===== Input for this task =====
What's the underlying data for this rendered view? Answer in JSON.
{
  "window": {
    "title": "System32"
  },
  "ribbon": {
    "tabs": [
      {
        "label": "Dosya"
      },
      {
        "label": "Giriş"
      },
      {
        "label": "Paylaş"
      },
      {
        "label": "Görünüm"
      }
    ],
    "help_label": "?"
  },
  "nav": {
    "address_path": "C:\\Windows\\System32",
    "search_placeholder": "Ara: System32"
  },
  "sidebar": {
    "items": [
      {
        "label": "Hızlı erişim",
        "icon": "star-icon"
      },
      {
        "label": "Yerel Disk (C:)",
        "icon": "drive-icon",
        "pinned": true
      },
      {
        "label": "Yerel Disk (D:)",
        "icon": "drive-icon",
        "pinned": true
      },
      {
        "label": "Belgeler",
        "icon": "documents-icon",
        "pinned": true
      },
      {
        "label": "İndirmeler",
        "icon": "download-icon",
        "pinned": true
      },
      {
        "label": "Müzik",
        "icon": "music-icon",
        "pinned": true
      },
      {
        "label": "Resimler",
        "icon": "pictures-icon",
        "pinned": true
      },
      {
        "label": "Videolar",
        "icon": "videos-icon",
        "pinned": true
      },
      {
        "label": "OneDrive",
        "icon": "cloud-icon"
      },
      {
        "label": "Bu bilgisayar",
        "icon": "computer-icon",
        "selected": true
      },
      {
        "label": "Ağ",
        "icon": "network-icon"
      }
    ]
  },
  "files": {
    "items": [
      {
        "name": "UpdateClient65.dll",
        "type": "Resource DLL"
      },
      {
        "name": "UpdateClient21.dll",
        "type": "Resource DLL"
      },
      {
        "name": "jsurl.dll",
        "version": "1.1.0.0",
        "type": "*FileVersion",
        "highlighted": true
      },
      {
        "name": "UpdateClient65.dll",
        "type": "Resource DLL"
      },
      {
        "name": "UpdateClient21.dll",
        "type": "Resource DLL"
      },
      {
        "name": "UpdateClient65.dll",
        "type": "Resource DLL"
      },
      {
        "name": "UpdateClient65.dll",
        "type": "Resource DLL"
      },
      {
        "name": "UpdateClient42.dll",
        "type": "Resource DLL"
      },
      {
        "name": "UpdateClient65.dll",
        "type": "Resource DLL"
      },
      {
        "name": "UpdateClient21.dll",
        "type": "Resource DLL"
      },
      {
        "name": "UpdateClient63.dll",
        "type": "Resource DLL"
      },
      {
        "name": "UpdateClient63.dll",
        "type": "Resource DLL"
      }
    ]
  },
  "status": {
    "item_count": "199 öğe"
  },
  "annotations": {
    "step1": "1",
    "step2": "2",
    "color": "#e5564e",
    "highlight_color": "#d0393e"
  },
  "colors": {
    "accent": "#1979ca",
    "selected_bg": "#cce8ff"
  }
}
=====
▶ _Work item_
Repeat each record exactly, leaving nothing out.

▶ _Answer_
What's the underlying data for this rendered view? Answer in JSON.
{
  "window": {
    "title": "System32"
  },
  "ribbon": {
    "tabs": [
      {
        "label": "Dosya"
      },
      {
        "label": "Giriş"
      },
      {
        "label": "Paylaş"
      },
      {
        "label": "Görünüm"
      }
    ],
    "help_label": "?"
  },
  "nav": {
    "address_path": "C:\\Windows\\System32",
    "search_placeholder": "Ara: System32"
  },
  "sidebar": {
    "items": [
      {
        "label": "Hızlı erişim",
        "icon": "star-icon"
      },
      {
        "label": "Yerel Disk (C:)",
        "icon": "drive-icon",
        "pinned": true
      },
      {
        "label": "Yerel Disk (D:)",
        "icon": "drive-icon",
        "pinned": true
      },
      {
        "label": "Belgeler",
        "icon": "documents-icon",
        "pinned": true
      },
      {
        "label": "İndirmeler",
        "icon": "download-icon",
        "pinned": true
      },
      {
        "label": "Müzik",
        "icon": "music-icon",
        "pinned": true
      },
      {
        "label": "Resimler",
        "icon": "pictures-icon",
        "pinned": true
      },
      {
        "label": "Videolar",
        "icon": "videos-icon",
        "pinned": true
      },
      {
        "label": "OneDrive",
        "icon": "cloud-icon"
      },
      {
        "label": "Bu bilgisayar",
        "icon": "computer-icon",
        "selected": true
      },
      {
        "label": "Ağ",
        "icon": "network-icon"
      }
    ]
  },
  "files": {
    "items": [
      {
        "name": "UpdateClient65.dll",
        "type": "Resource DLL"
      },
      {
        "name": "UpdateClient21.dll",
        "type": "Resource DLL"
      },
      {
        "name": "jsurl.dll",
        "version": "1.1.0.0",
        "type": "*FileVersion",
        "highlighted": true
      },
      {
        "name": "UpdateClient65.dll",
        "type": "Resource DLL"
      },
      {
        "name": "UpdateClient21.dll",
        "type": "Resource DLL"
      },
      {
        "name": "UpdateClient65.dll",
        "type": "Resource DLL"
      },
      {
        "name": "UpdateClient65.dll",
        "type": "Resource DLL"
      },
      {
        "name": "UpdateClient42.dll",
        "type": "Resource DLL"
      },
      {
        "name": "UpdateClient65.dll",
        "type": "Resource DLL"
      },
      {
        "name": "UpdateClient21.dll",
        "type": "Resource DLL"
      },
      {
        "name": "UpdateClient63.dll",
        "type": "Resource DLL"
      },
      {
        "name": "UpdateClient63.dll",
        "type": "Resource DLL"
      }
    ]
  },
  "status": {
    "item_count": "199 öğe"
  },
  "annotations": {
    "step1": "1",
    "step2": "2",
    "color": "#e5564e",
    "highlight_color": "#d0393e"
  },
  "colors": {
    "accent": "#1979ca",
    "selected_bg": "#cce8ff"
  }
}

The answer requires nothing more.